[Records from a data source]
_____

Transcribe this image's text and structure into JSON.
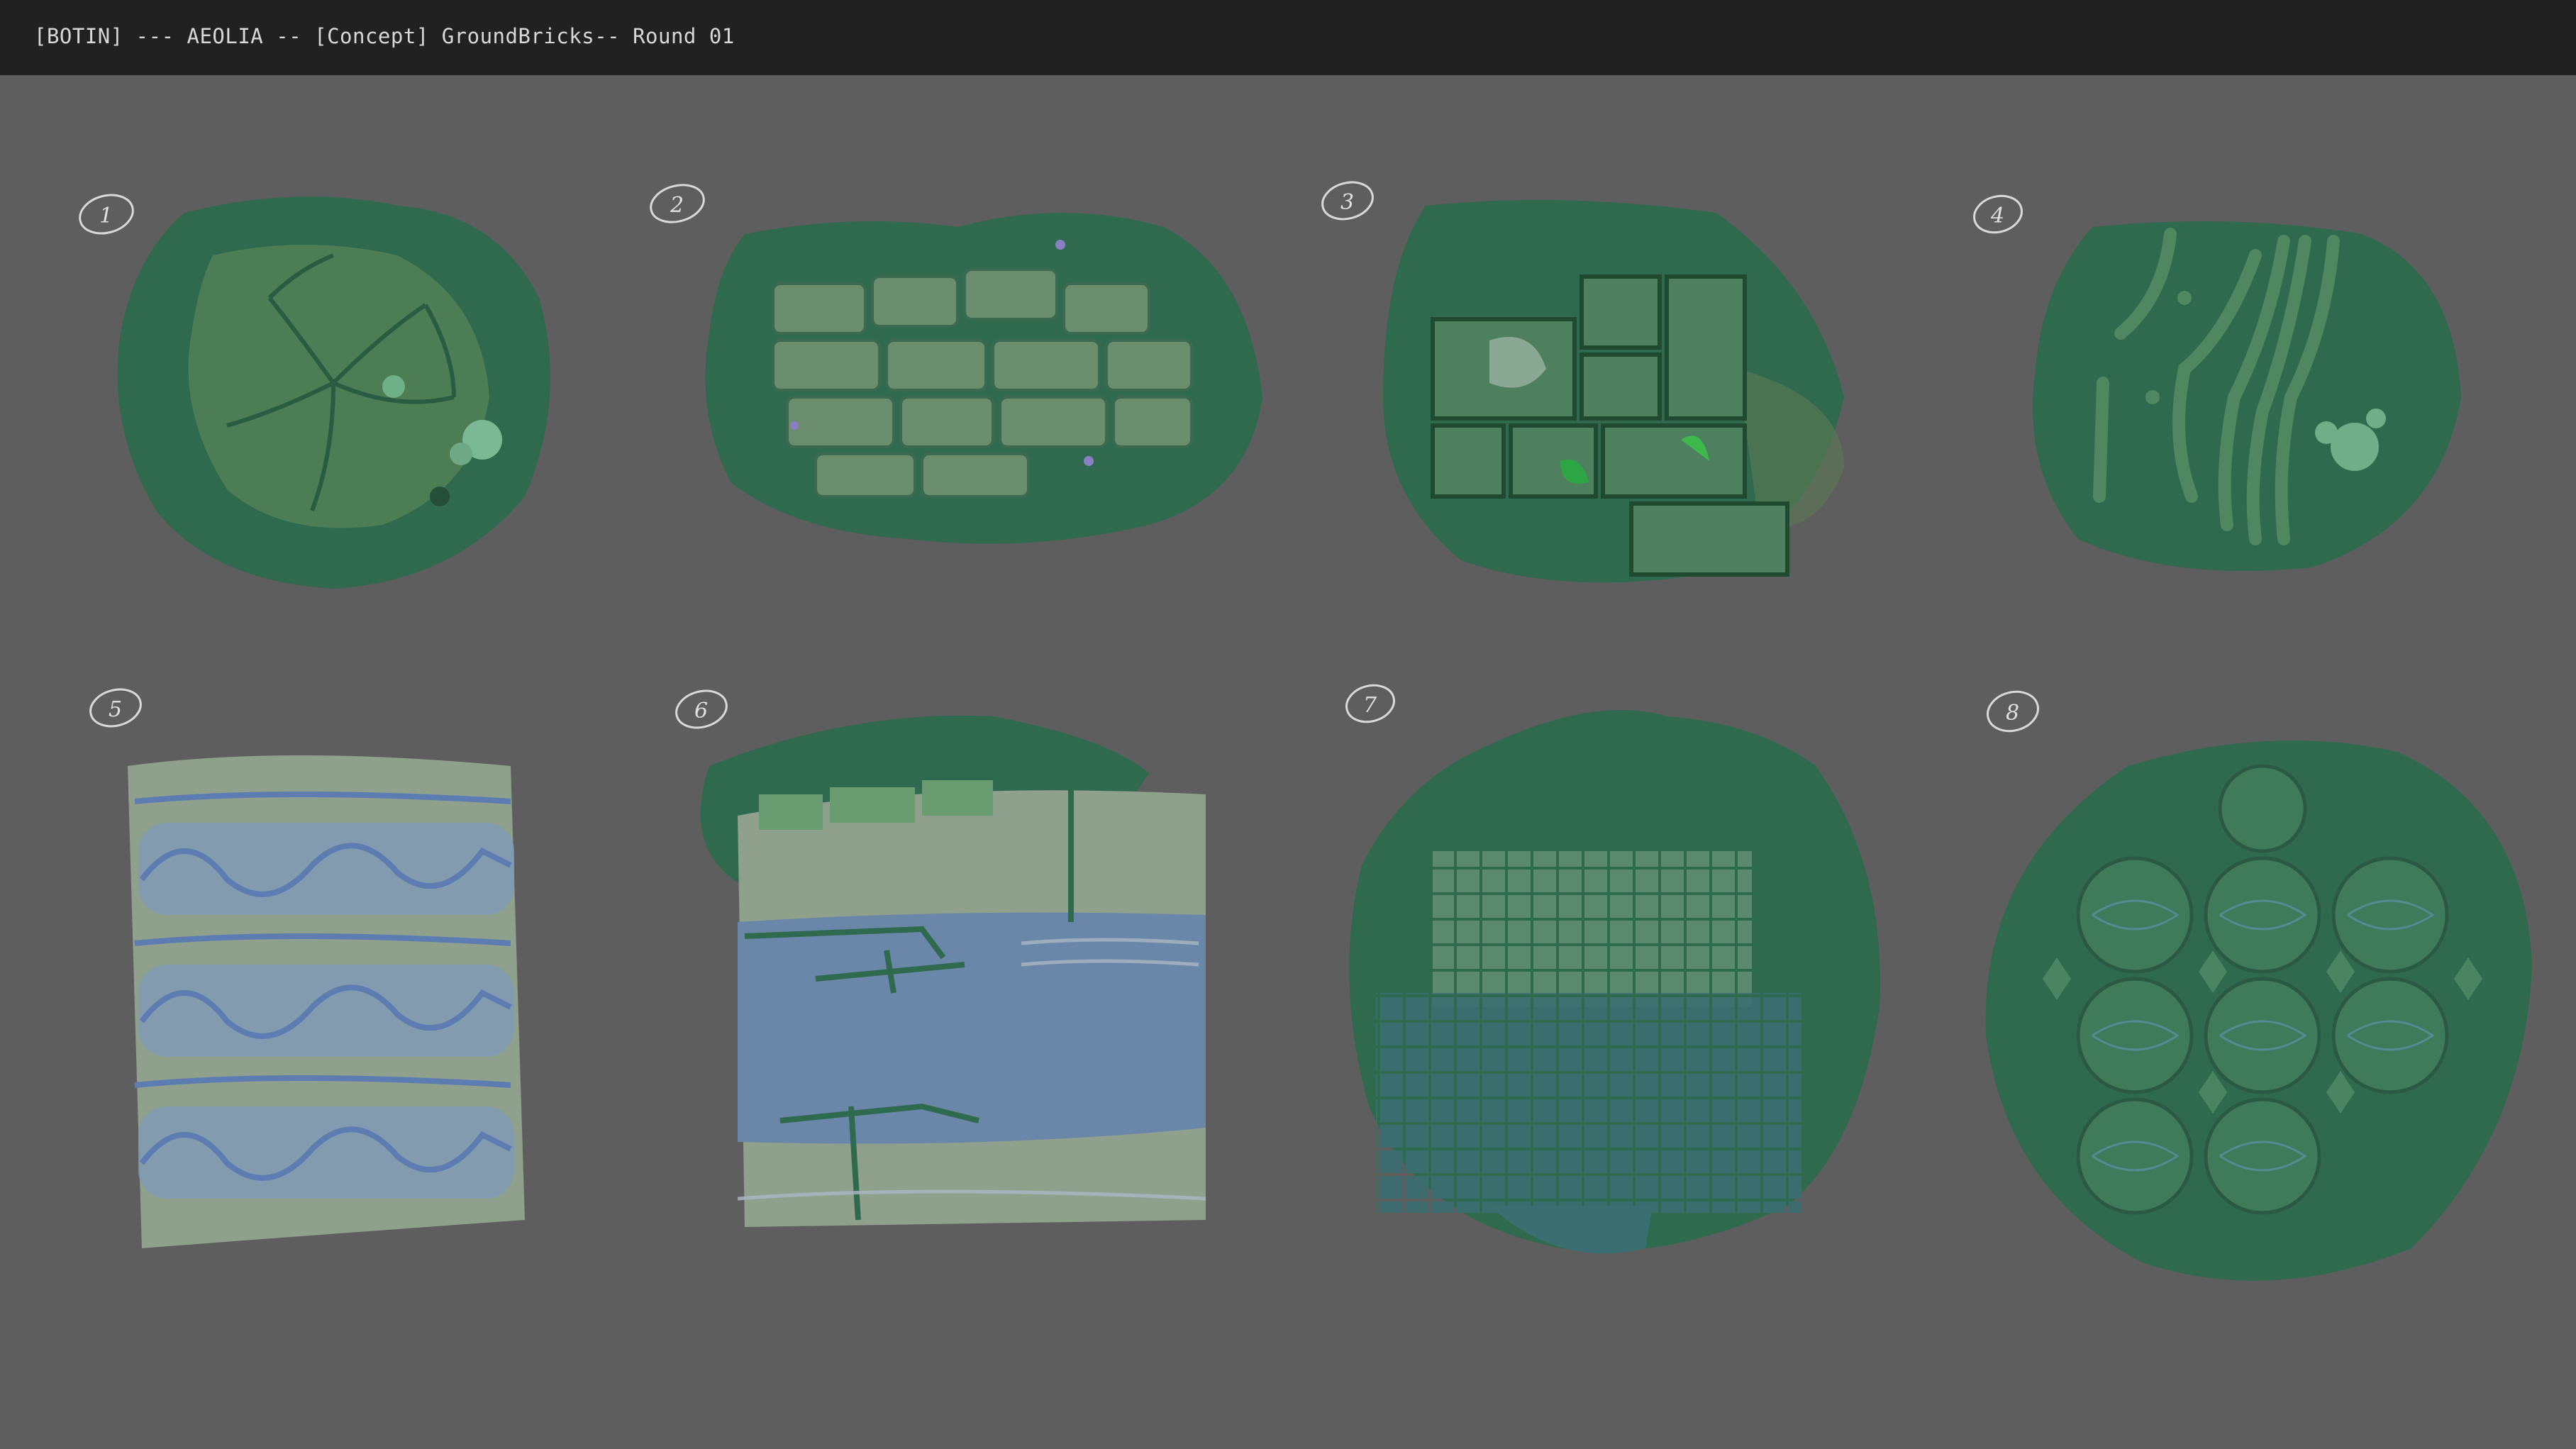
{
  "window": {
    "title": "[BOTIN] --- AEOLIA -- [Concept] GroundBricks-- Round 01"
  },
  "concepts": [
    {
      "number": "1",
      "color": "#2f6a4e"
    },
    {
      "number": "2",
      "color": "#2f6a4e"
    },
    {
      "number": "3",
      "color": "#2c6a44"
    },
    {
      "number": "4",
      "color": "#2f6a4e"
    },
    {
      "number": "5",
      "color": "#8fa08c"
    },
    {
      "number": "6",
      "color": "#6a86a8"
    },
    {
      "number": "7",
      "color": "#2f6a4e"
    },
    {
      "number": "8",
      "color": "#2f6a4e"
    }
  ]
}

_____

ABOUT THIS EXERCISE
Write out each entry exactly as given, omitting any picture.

YOUR SOLUTION
Transcribe this image's text and structure into JSON.
{
  "window": {
    "title": "[BOTIN] --- AEOLIA -- [Concept] GroundBricks-- Round 01"
  },
  "concepts": [
    {
      "number": "1",
      "color": "#2f6a4e"
    },
    {
      "number": "2",
      "color": "#2f6a4e"
    },
    {
      "number": "3",
      "color": "#2c6a44"
    },
    {
      "number": "4",
      "color": "#2f6a4e"
    },
    {
      "number": "5",
      "color": "#8fa08c"
    },
    {
      "number": "6",
      "color": "#6a86a8"
    },
    {
      "number": "7",
      "color": "#2f6a4e"
    },
    {
      "number": "8",
      "color": "#2f6a4e"
    }
  ]
}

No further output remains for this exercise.